Web page and app entries:
= Beginning of Section =
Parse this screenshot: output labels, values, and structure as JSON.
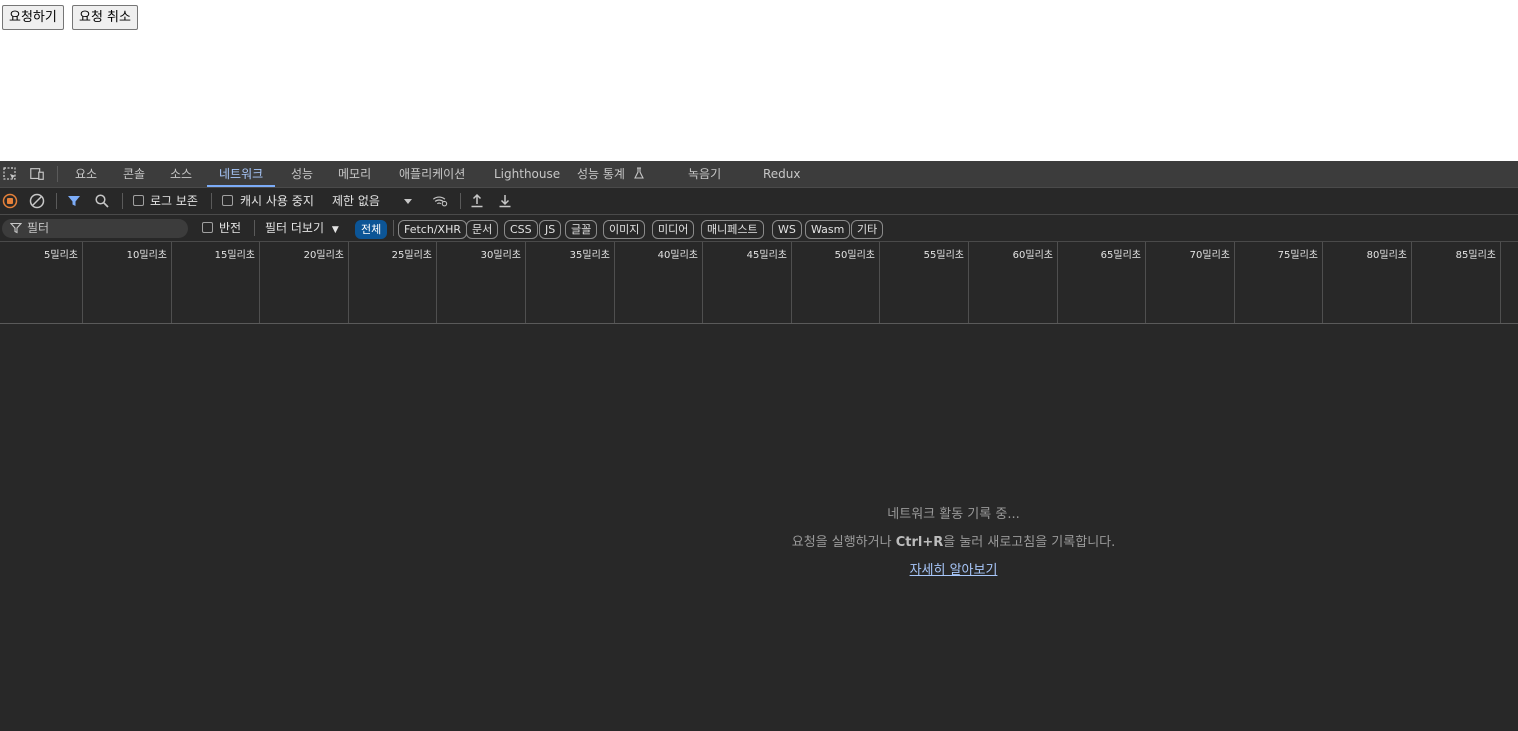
{
  "page": {
    "buttons": [
      "요청하기",
      "요청 취소"
    ]
  },
  "devtools": {
    "tabs": [
      "요소",
      "콘솔",
      "소스",
      "네트워크",
      "성능",
      "메모리",
      "애플리케이션",
      "Lighthouse",
      "성능 통계",
      "녹음기",
      "Redux"
    ],
    "active_tab": "네트워크",
    "toolbar": {
      "preserve_log": "로그 보존",
      "disable_cache": "캐시 사용 중지",
      "throttling": "제한 없음"
    },
    "filter": {
      "placeholder": "필터",
      "invert": "반전",
      "more_filters": "필터 더보기",
      "types": [
        "전체",
        "Fetch/XHR",
        "문서",
        "CSS",
        "JS",
        "글꼴",
        "이미지",
        "미디어",
        "매니페스트",
        "WS",
        "Wasm",
        "기타"
      ],
      "active_type": "전체"
    },
    "timeline": {
      "ticks": [
        "5밀리초",
        "10밀리초",
        "15밀리초",
        "20밀리초",
        "25밀리초",
        "30밀리초",
        "35밀리초",
        "40밀리초",
        "45밀리초",
        "50밀리초",
        "55밀리초",
        "60밀리초",
        "65밀리초",
        "70밀리초",
        "75밀리초",
        "80밀리초",
        "85밀리초"
      ]
    },
    "empty_state": {
      "line1": "네트워크 활동 기록 중...",
      "line2_prefix": "요청을 실행하거나 ",
      "line2_shortcut": "Ctrl+R",
      "line2_suffix": "을 눌러 새로고침을 기록합니다.",
      "link": "자세히 알아보기"
    },
    "colors": {
      "accent": "#7cacf8",
      "record": "#e5813a",
      "active_chip": "#0c5596"
    }
  }
}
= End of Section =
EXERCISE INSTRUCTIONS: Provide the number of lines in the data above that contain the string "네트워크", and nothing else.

ANSWER FOR THIS EXERCISE: 3